> _Assignment_
Pictures aside, repeat every record below exactly.

> _Extracted records_
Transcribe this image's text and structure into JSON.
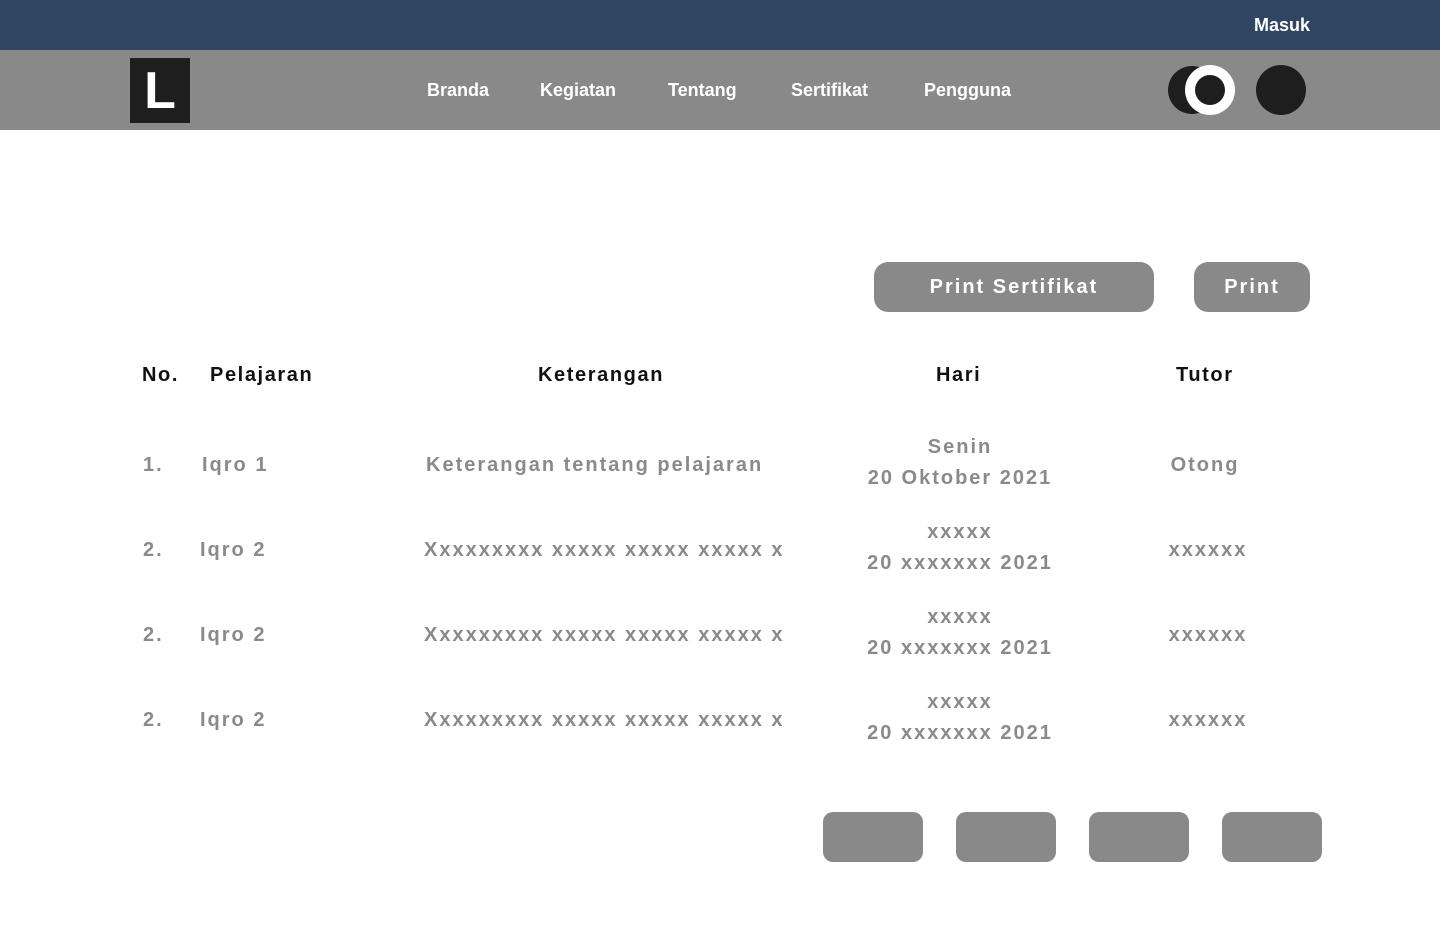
{
  "topbar": {
    "login_label": "Masuk"
  },
  "navbar": {
    "logo_letter": "L",
    "items": [
      "Branda",
      "Kegiatan",
      "Tentang",
      "Sertifikat",
      "Pengguna"
    ]
  },
  "actions": {
    "print_certificate_label": "Print Sertifikat",
    "print_label": "Print"
  },
  "table": {
    "headers": [
      "No.",
      "Pelajaran",
      "Keterangan",
      "Hari",
      "Tutor"
    ],
    "rows": [
      {
        "no": "1.",
        "lesson": "Iqro 1",
        "description": "Keterangan tentang pelajaran",
        "day": "Senin",
        "date": "20 Oktober 2021",
        "tutor": "Otong"
      },
      {
        "no": "2.",
        "lesson": "Iqro 2",
        "description": "Xxxxxxxxx xxxxx xxxxx xxxxx x",
        "day": "xxxxx",
        "date": "20 xxxxxxx 2021",
        "tutor": "xxxxxx"
      },
      {
        "no": "2.",
        "lesson": "Iqro 2",
        "description": "Xxxxxxxxx xxxxx xxxxx xxxxx x",
        "day": "xxxxx",
        "date": "20 xxxxxxx 2021",
        "tutor": "xxxxxx"
      },
      {
        "no": "2.",
        "lesson": "Iqro 2",
        "description": "Xxxxxxxxx xxxxx xxxxx xxxxx x",
        "day": "xxxxx",
        "date": "20 xxxxxxx 2021",
        "tutor": "xxxxxx"
      }
    ]
  },
  "icons": {
    "theme_toggle": "toggle-icon",
    "profile": "avatar-icon"
  },
  "colors": {
    "topbar": "#2f4562",
    "navbar": "#898989",
    "button": "#898989",
    "muted_text": "#8a8a8a"
  }
}
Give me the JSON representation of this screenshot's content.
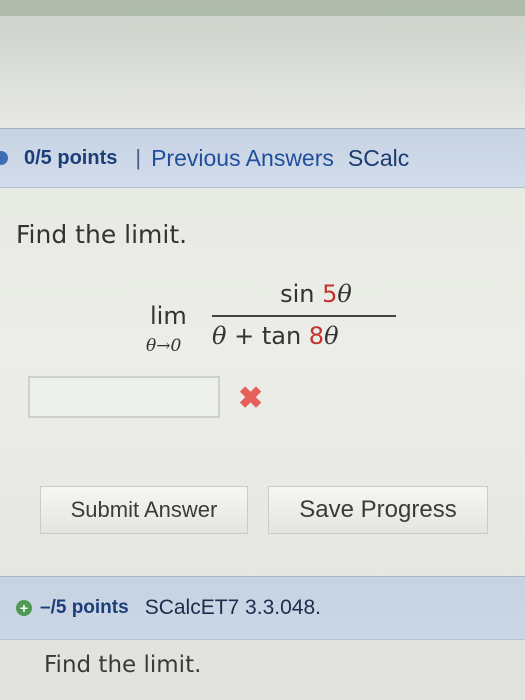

> _Problem solution_
Transcribe this image's text and structure into JSON.
{
  "topbar": {
    "login_label": "Masuk"
  },
  "navbar": {
    "logo_letter": "L",
    "items": [
      "Branda",
      "Kegiatan",
      "Tentang",
      "Sertifikat",
      "Pengguna"
    ]
  },
  "actions": {
    "print_certificate_label": "Print Sertifikat",
    "print_label": "Print"
  },
  "table": {
    "headers": [
      "No.",
      "Pelajaran",
      "Keterangan",
      "Hari",
      "Tutor"
    ],
    "rows": [
      {
        "no": "1.",
        "lesson": "Iqro 1",
        "description": "Keterangan tentang pelajaran",
        "day": "Senin",
        "date": "20 Oktober 2021",
        "tutor": "Otong"
      },
      {
        "no": "2.",
        "lesson": "Iqro 2",
        "description": "Xxxxxxxxx xxxxx xxxxx xxxxx x",
        "day": "xxxxx",
        "date": "20 xxxxxxx 2021",
        "tutor": "xxxxxx"
      },
      {
        "no": "2.",
        "lesson": "Iqro 2",
        "description": "Xxxxxxxxx xxxxx xxxxx xxxxx x",
        "day": "xxxxx",
        "date": "20 xxxxxxx 2021",
        "tutor": "xxxxxx"
      },
      {
        "no": "2.",
        "lesson": "Iqro 2",
        "description": "Xxxxxxxxx xxxxx xxxxx xxxxx x",
        "day": "xxxxx",
        "date": "20 xxxxxxx 2021",
        "tutor": "xxxxxx"
      }
    ]
  },
  "icons": {
    "theme_toggle": "toggle-icon",
    "profile": "avatar-icon"
  },
  "colors": {
    "topbar": "#2f4562",
    "navbar": "#898989",
    "button": "#898989",
    "muted_text": "#8a8a8a"
  }
}
Give me the JSON representation of this screenshot's content.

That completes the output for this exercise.